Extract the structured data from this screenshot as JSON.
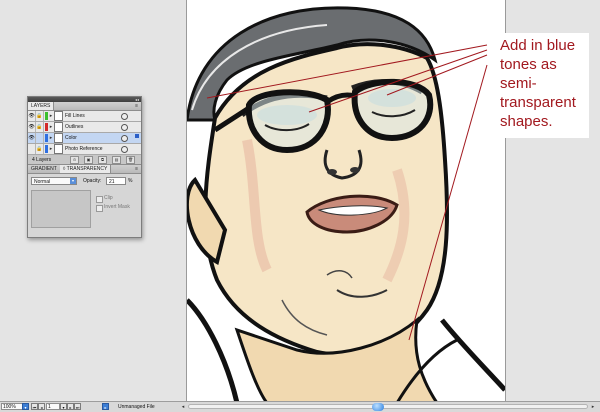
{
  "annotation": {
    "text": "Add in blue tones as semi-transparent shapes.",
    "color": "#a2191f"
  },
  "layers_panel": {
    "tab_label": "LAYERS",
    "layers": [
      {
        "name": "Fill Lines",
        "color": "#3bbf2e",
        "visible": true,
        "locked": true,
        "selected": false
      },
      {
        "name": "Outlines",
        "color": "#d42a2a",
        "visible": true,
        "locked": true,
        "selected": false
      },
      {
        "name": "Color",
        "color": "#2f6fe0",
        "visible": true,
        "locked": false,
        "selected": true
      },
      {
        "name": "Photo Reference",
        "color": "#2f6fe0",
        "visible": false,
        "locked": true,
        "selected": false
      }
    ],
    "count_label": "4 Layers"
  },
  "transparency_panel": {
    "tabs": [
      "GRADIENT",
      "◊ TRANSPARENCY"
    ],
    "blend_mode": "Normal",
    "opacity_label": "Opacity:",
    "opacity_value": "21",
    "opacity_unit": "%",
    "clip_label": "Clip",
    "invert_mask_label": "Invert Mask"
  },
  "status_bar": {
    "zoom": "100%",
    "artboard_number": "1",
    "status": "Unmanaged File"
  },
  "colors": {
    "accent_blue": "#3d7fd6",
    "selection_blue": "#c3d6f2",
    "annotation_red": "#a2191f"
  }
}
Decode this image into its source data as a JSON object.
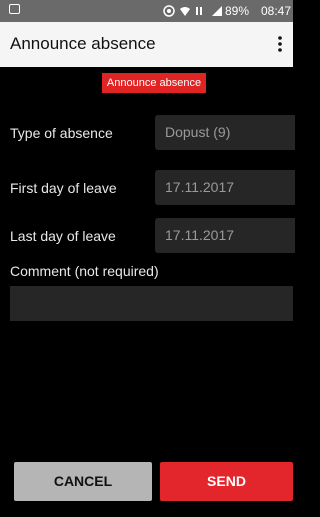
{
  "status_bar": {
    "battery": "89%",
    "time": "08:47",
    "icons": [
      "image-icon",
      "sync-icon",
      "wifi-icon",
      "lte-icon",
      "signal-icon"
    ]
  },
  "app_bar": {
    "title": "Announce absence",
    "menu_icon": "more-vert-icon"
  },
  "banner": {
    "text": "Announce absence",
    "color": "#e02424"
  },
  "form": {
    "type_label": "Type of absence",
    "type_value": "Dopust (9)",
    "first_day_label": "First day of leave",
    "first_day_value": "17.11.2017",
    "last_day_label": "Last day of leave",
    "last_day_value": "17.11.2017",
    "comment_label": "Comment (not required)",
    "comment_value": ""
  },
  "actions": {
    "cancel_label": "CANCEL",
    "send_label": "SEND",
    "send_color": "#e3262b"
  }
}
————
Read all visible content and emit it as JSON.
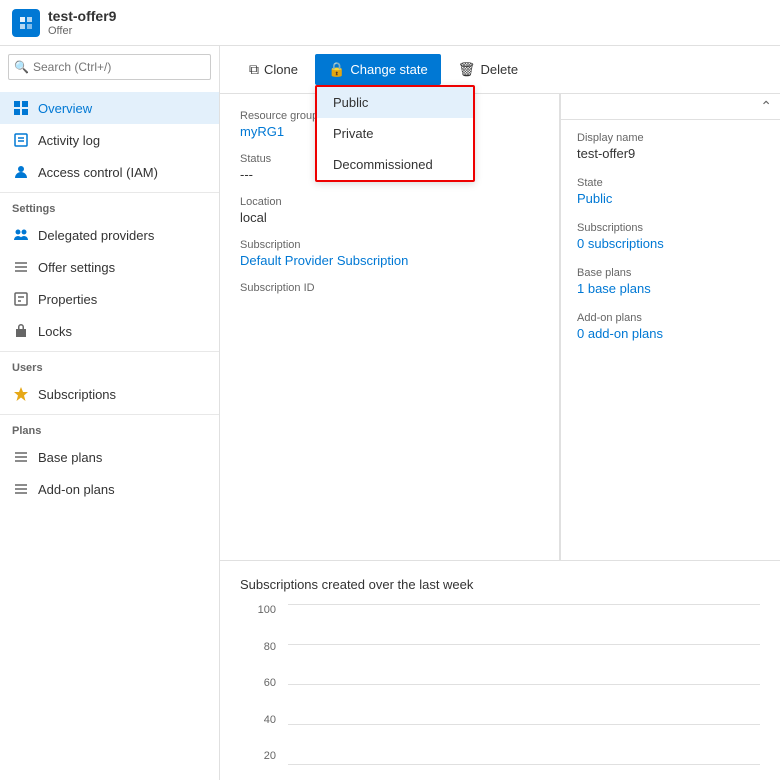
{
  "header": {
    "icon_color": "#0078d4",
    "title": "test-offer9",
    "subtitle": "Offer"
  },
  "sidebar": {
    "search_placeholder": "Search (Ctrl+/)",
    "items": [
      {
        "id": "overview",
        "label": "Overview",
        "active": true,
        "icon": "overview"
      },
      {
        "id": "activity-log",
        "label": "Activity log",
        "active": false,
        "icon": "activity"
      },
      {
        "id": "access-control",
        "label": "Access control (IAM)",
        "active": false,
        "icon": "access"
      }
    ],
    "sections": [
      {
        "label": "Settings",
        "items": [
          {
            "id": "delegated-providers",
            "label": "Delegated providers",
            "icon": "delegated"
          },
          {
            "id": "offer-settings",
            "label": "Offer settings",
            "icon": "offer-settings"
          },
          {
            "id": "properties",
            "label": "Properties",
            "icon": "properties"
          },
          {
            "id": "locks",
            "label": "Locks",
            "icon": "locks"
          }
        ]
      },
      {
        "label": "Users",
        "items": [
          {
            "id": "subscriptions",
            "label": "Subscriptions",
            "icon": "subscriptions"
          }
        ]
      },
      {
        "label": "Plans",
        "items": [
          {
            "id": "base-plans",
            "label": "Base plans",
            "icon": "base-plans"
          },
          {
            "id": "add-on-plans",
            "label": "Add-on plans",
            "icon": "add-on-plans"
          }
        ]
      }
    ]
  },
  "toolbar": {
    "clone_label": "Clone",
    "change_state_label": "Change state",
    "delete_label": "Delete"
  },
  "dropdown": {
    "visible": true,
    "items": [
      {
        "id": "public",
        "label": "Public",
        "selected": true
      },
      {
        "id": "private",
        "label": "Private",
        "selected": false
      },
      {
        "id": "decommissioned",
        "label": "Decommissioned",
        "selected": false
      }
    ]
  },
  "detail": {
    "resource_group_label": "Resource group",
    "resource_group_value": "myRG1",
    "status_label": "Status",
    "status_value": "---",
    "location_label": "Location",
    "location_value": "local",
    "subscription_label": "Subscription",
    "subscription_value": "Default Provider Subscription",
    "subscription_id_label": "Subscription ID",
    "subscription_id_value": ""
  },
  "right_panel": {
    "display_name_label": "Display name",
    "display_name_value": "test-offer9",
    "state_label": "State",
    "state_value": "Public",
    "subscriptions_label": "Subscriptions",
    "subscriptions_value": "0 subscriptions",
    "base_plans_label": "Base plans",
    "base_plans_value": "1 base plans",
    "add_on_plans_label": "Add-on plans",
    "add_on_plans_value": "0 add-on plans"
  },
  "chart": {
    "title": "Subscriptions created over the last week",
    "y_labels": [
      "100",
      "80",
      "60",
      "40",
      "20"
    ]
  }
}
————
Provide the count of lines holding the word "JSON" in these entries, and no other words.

SOLUTION TO THIS TASK:
3